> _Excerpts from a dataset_
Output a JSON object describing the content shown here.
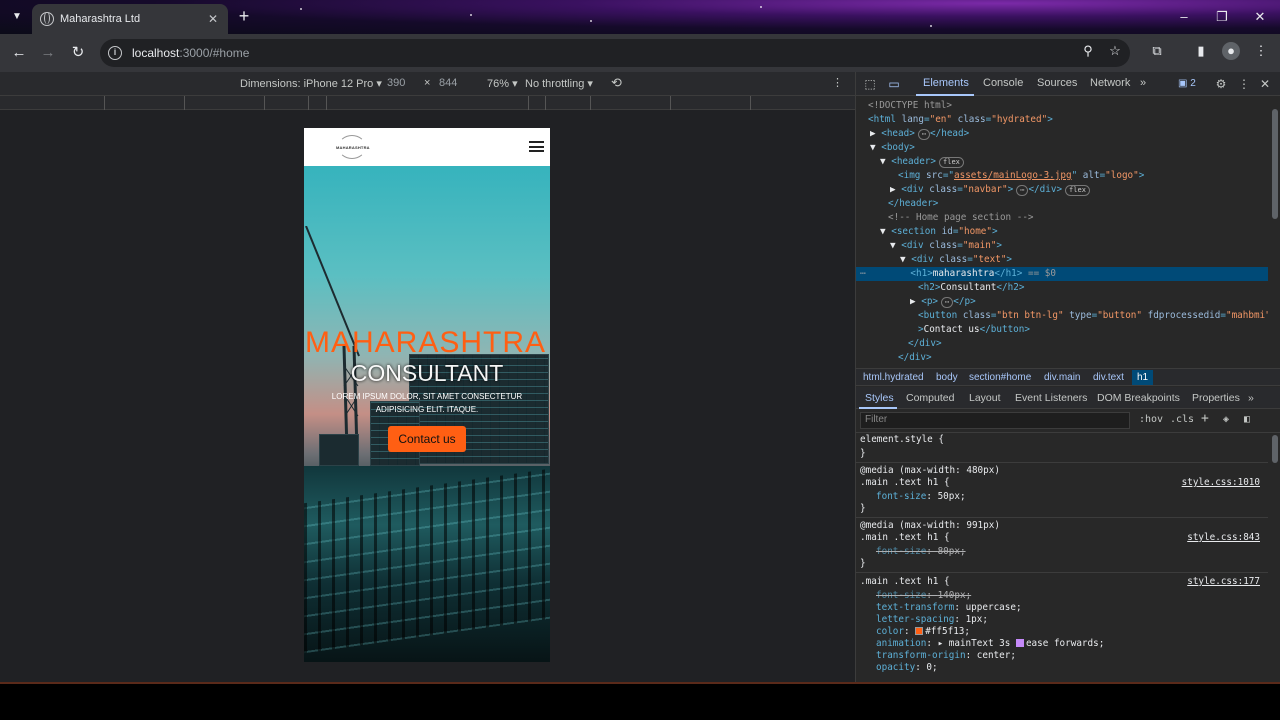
{
  "browser": {
    "tab_title": "Maharashtra Ltd",
    "url_host": "localhost",
    "url_path": ":3000/#home"
  },
  "device_toolbar": {
    "device": "Dimensions: iPhone 12 Pro",
    "width": "390",
    "times": "×",
    "height": "844",
    "zoom": "76%",
    "throttle": "No throttling"
  },
  "site": {
    "logo_text": "MAHARASHTRA",
    "h1": "maharashtra",
    "h2": "Consultant",
    "p": "Lorem ipsum dolor, sit amet consectetur adipisicing elit. Itaque.",
    "button": "Contact us"
  },
  "devtools": {
    "tabs": [
      "Elements",
      "Console",
      "Sources",
      "Network"
    ],
    "issues_count": "2",
    "dom": {
      "doctype": "<!DOCTYPE html>",
      "html_open": "html",
      "html_lang_attr": "lang",
      "html_lang_val": "\"en\"",
      "html_class_attr": "class",
      "html_class_val": "\"hydrated\"",
      "head": "head",
      "body": "body",
      "header": "header",
      "flex": "flex",
      "img": "img",
      "img_src_attr": "src",
      "img_src_val": "assets/mainLogo-3.jpg",
      "img_alt_attr": "alt",
      "img_alt_val": "\"logo\"",
      "div": "div",
      "navbar_val": "\"navbar\"",
      "comment": "<!-- Home page section -->",
      "section": "section",
      "id_attr": "id",
      "home_val": "\"home\"",
      "main_val": "\"main\"",
      "text_val": "\"text\"",
      "h1": "h1",
      "h1_text": "maharashtra",
      "sel_marker": "== $0",
      "h2": "h2",
      "h2_text": "Consultant",
      "p": "p",
      "button": "button",
      "btn_class_val": "\"btn btn-lg\"",
      "type_attr": "type",
      "type_val": "\"button\"",
      "fdp_attr": "fdprocessedid",
      "fdp_val": "\"mahbmi\"",
      "btn_text": "Contact us"
    },
    "breadcrumbs": [
      "html.hydrated",
      "body",
      "section#home",
      "div.main",
      "div.text",
      "h1"
    ],
    "style_tabs": [
      "Styles",
      "Computed",
      "Layout",
      "Event Listeners",
      "DOM Breakpoints",
      "Properties"
    ],
    "filter_placeholder": "Filter",
    "hov": ":hov",
    "cls": ".cls",
    "styles": {
      "element_style": "element.style {",
      "close": "}",
      "media1": "@media (max-width: 480px)",
      "rule1_selector": ".main .text h1 {",
      "rule1_src": "style.css:1010",
      "rule1_prop": "font-size",
      "rule1_val": "50px;",
      "media2": "@media (max-width: 991px)",
      "rule2_selector": ".main .text h1 {",
      "rule2_src": "style.css:843",
      "rule2_prop": "font-size",
      "rule2_val": "80px;",
      "rule3_selector": ".main .text h1 {",
      "rule3_src": "style.css:177",
      "p1": "font-size",
      "v1": "140px;",
      "p2": "text-transform",
      "v2": "uppercase;",
      "p3": "letter-spacing",
      "v3": "1px;",
      "p4": "color",
      "v4": "#ff5f13;",
      "p5": "animation",
      "v5a": "mainText 3s",
      "v5b": "ease forwards;",
      "p6": "transform-origin",
      "v6": "center;",
      "p7": "opacity",
      "v7": "0;"
    }
  },
  "colors": {
    "accent": "#ff5f13",
    "devtools_blue": "#a8c7fa"
  }
}
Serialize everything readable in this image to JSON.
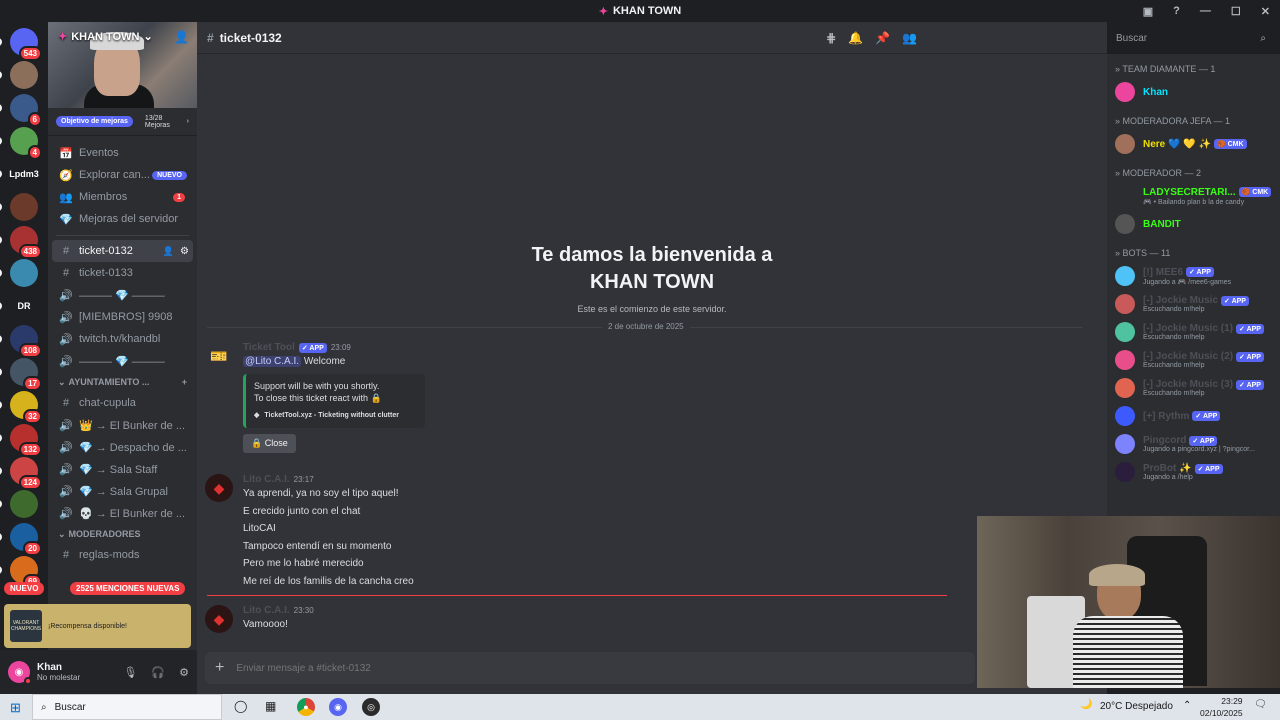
{
  "window": {
    "title": "KHAN TOWN"
  },
  "servers": [
    {
      "name": "discord-home",
      "badge": "543",
      "color": "#5865f2"
    },
    {
      "name": "server-2",
      "badge": "",
      "color": "#8b6f5a"
    },
    {
      "name": "server-3",
      "badge": "6",
      "color": "#3a5a8c"
    },
    {
      "name": "server-4",
      "badge": "4",
      "color": "#56a04f"
    },
    {
      "name": "Lpdm3",
      "badge": "",
      "color": "#1e1f22"
    },
    {
      "name": "server-6",
      "badge": "",
      "color": "#6b3a2a"
    },
    {
      "name": "server-7",
      "badge": "438",
      "color": "#a83232"
    },
    {
      "name": "server-8",
      "badge": "",
      "color": "#3a8ab0"
    },
    {
      "name": "DR",
      "badge": "",
      "color": "#1e1f22"
    },
    {
      "name": "server-10",
      "badge": "108",
      "color": "#2a3b6b"
    },
    {
      "name": "server-11",
      "badge": "17",
      "color": "#445566"
    },
    {
      "name": "server-12",
      "badge": "32",
      "color": "#d6b21c"
    },
    {
      "name": "server-13",
      "badge": "132",
      "color": "#b8302e"
    },
    {
      "name": "server-14",
      "badge": "124",
      "color": "#c44"
    },
    {
      "name": "server-15",
      "badge": "",
      "color": "#3f6a2e"
    },
    {
      "name": "server-16",
      "badge": "20",
      "color": "#1a5fa0"
    },
    {
      "name": "server-17",
      "badge": "69",
      "color": "#d96b1c"
    }
  ],
  "sidebar": {
    "server_name": "KHAN TOWN",
    "boost_goal": "Objetivo de mejoras",
    "boost_count": "13/28",
    "boost_label": "Mejoras",
    "nav": [
      {
        "label": "Eventos",
        "badge": ""
      },
      {
        "label": "Explorar can...",
        "badge": "NUEVO"
      },
      {
        "label": "Miembros",
        "badge": "1"
      },
      {
        "label": "Mejoras del servidor",
        "badge": ""
      }
    ],
    "channels_top": [
      {
        "label": "ticket-0132",
        "icon": "#",
        "active": true
      },
      {
        "label": "ticket-0133",
        "icon": "#",
        "active": false
      },
      {
        "label": "——— 💎 ———",
        "icon": "🔊",
        "active": false
      },
      {
        "label": "[MIEMBROS] 9908",
        "icon": "🔊",
        "active": false
      },
      {
        "label": "twitch.tv/khandbl",
        "icon": "🔊",
        "active": false
      },
      {
        "label": "——— 💎 ———",
        "icon": "🔊",
        "active": false
      }
    ],
    "category_1": "AYUNTAMIENTO ...",
    "channels_bottom": [
      {
        "label": "chat-cupula",
        "icon": "#"
      },
      {
        "label": "👑 → El Bunker de ...",
        "icon": "🔊"
      },
      {
        "label": "💎 → Despacho de ...",
        "icon": "🔊"
      },
      {
        "label": "💎 → Sala Staff",
        "icon": "🔊"
      },
      {
        "label": "💎 → Sala Grupal",
        "icon": "🔊"
      },
      {
        "label": "💀 → El Bunker de ...",
        "icon": "🔊"
      }
    ],
    "category_2": "MODERADORES",
    "partial_channel": "reglas-mods",
    "nuevo_pill": "NUEVO",
    "mentions_pill": "2525 MENCIONES NUEVAS",
    "promo": {
      "brand": "VALORANT CHAMPIONS",
      "text": "¡Recompensa disponible!"
    },
    "user": {
      "name": "Khan",
      "status": "No molestar"
    }
  },
  "channel": {
    "name": "ticket-0132",
    "welcome_line1": "Te damos la bienvenida a",
    "welcome_line2": "KHAN TOWN",
    "welcome_sub": "Este es el comienzo de este servidor.",
    "date_divider": "2 de octubre de 2025"
  },
  "messages": {
    "bot": {
      "author": "Ticket Tool",
      "tag": "✓ APP",
      "time": "23:09",
      "mention": "@Lito C.A.I.",
      "text": " Welcome",
      "embed_line1": "Support will be with you shortly.",
      "embed_line2": "To close this ticket react with 🔒",
      "embed_footer": "TicketTool.xyz - Ticketing without clutter",
      "button": "🔒 Close"
    },
    "user1": {
      "author": "Lito C.A.I.",
      "time": "23:17",
      "lines": [
        "Ya aprendi, ya no soy el tipo aquel!",
        "E crecido junto con el chat",
        "LitoCAI",
        "Tampoco entendí en su momento",
        "Pero me lo habré merecido",
        "Me reí de los familis de la cancha creo"
      ]
    },
    "user2": {
      "author": "Lito C.A.I.",
      "time": "23:30",
      "text": "Vamoooo!"
    }
  },
  "composer": {
    "placeholder": "Enviar mensaje a #ticket-0132"
  },
  "search": {
    "placeholder": "Buscar"
  },
  "members": {
    "groups": [
      {
        "role": "TEAM DIAMANTE — 1",
        "people": [
          {
            "name": "Khan",
            "status": "",
            "color": "#00e5ff",
            "tag": "",
            "avatar": "#eb459e"
          }
        ]
      },
      {
        "role": "MODERADORA JEFA — 1",
        "people": [
          {
            "name": "Nere 💙 💛 ✨",
            "status": "",
            "color": "#f0e000",
            "tag": "🏀 CMK",
            "avatar": "#a0705a"
          }
        ]
      },
      {
        "role": "MODERADOR — 2",
        "people": [
          {
            "name": "LADYSECRETARI...",
            "status": "🎮 • Bailando plan b la de candy",
            "color": "#39ff14",
            "tag": "🏀 CMK",
            "avatar": "#2b2d31"
          },
          {
            "name": "BANDIT",
            "status": "",
            "color": "#39ff14",
            "tag": "",
            "avatar": "#555"
          }
        ]
      },
      {
        "role": "BOTS — 11",
        "people": [
          {
            "name": "[!] MEE6",
            "status": "Jugando a 🎮 /mee6-games",
            "color": "#4e5058",
            "tag": "✓ APP",
            "avatar": "#4fc3f7"
          },
          {
            "name": "[-] Jockie Music",
            "status": "Escuchando m!help",
            "color": "#4e5058",
            "tag": "✓ APP",
            "avatar": "#c85a5a"
          },
          {
            "name": "[-] Jockie Music (1)",
            "status": "Escuchando m!help",
            "color": "#4e5058",
            "tag": "✓ APP",
            "avatar": "#4fc3a0"
          },
          {
            "name": "[-] Jockie Music (2)",
            "status": "Escuchando m!help",
            "color": "#4e5058",
            "tag": "✓ APP",
            "avatar": "#e84f8a"
          },
          {
            "name": "[-] Jockie Music (3)",
            "status": "Escuchando m!help",
            "color": "#4e5058",
            "tag": "✓ APP",
            "avatar": "#e0644f"
          },
          {
            "name": "[+] Rythm",
            "status": "",
            "color": "#4e5058",
            "tag": "✓ APP",
            "avatar": "#3d5afe"
          },
          {
            "name": "Pingcord",
            "status": "Jugando a pingcord.xyz | ?pingcor...",
            "color": "#4e5058",
            "tag": "✓ APP",
            "avatar": "#7c83fd"
          },
          {
            "name": "ProBot ✨",
            "status": "Jugando a /help",
            "color": "#4e5058",
            "tag": "✓ APP",
            "avatar": "#2b1e3c"
          }
        ]
      }
    ]
  },
  "taskbar": {
    "search": "Buscar",
    "weather": "20°C  Despejado",
    "time": "23:29",
    "date": "02/10/2025"
  }
}
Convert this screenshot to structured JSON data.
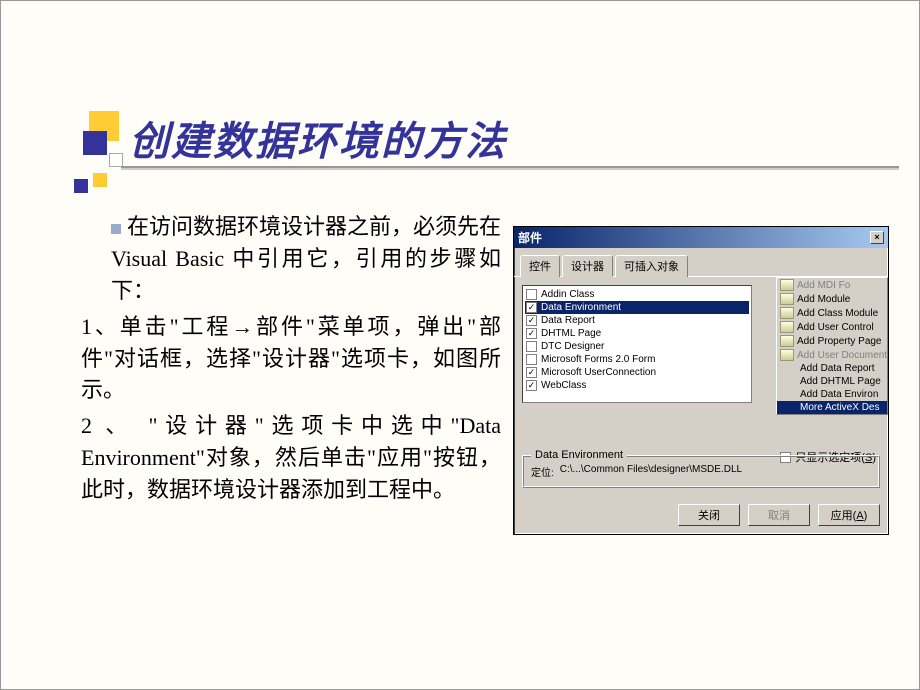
{
  "title": "创建数据环境的方法",
  "body": {
    "intro": "在访问数据环境设计器之前，必须先在 Visual Basic 中引用它，引用的步骤如下：",
    "step1": "1、单击\"工程→部件\"菜单项，弹出\"部件\"对话框，选择\"设计器\"选项卡，如图所示。",
    "step2": "2 、 \"设计器\"选项卡中选中\"Data Environment\"对象，然后单击\"应用\"按钮，此时，数据环境设计器添加到工程中。"
  },
  "dialog": {
    "title": "部件",
    "tabs": [
      "控件",
      "设计器",
      "可插入对象"
    ],
    "active_tab_index": 1,
    "list": [
      {
        "checked": false,
        "label": "Addin Class"
      },
      {
        "checked": true,
        "label": "Data Environment",
        "selected": true
      },
      {
        "checked": true,
        "label": "Data Report"
      },
      {
        "checked": true,
        "label": "DHTML Page"
      },
      {
        "checked": false,
        "label": "DTC Designer"
      },
      {
        "checked": false,
        "label": "Microsoft Forms 2.0 Form"
      },
      {
        "checked": true,
        "label": "Microsoft UserConnection"
      },
      {
        "checked": true,
        "label": "WebClass"
      }
    ],
    "menu": [
      {
        "label": "Add MDI Fo",
        "disabled": true
      },
      {
        "label": "Add Module"
      },
      {
        "label": "Add Class Module"
      },
      {
        "label": "Add User Control"
      },
      {
        "label": "Add Property Page"
      },
      {
        "label": "Add User Document",
        "disabled": true
      },
      {
        "label": "Add Data Report",
        "noicon": true
      },
      {
        "label": "Add DHTML Page",
        "noicon": true
      },
      {
        "label": "Add Data Environ",
        "noicon": true
      },
      {
        "label": "More ActiveX Des",
        "highlight": true,
        "noicon": true
      }
    ],
    "only_selected_label": "只显示选定项(S)",
    "group_title": "Data Environment",
    "location_label": "定位:",
    "location_value": "C:\\...\\Common Files\\designer\\MSDE.DLL",
    "buttons": {
      "close": "关闭",
      "cancel": "取消",
      "apply": "应用(A)"
    }
  }
}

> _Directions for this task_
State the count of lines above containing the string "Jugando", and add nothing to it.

> _Expected output_
3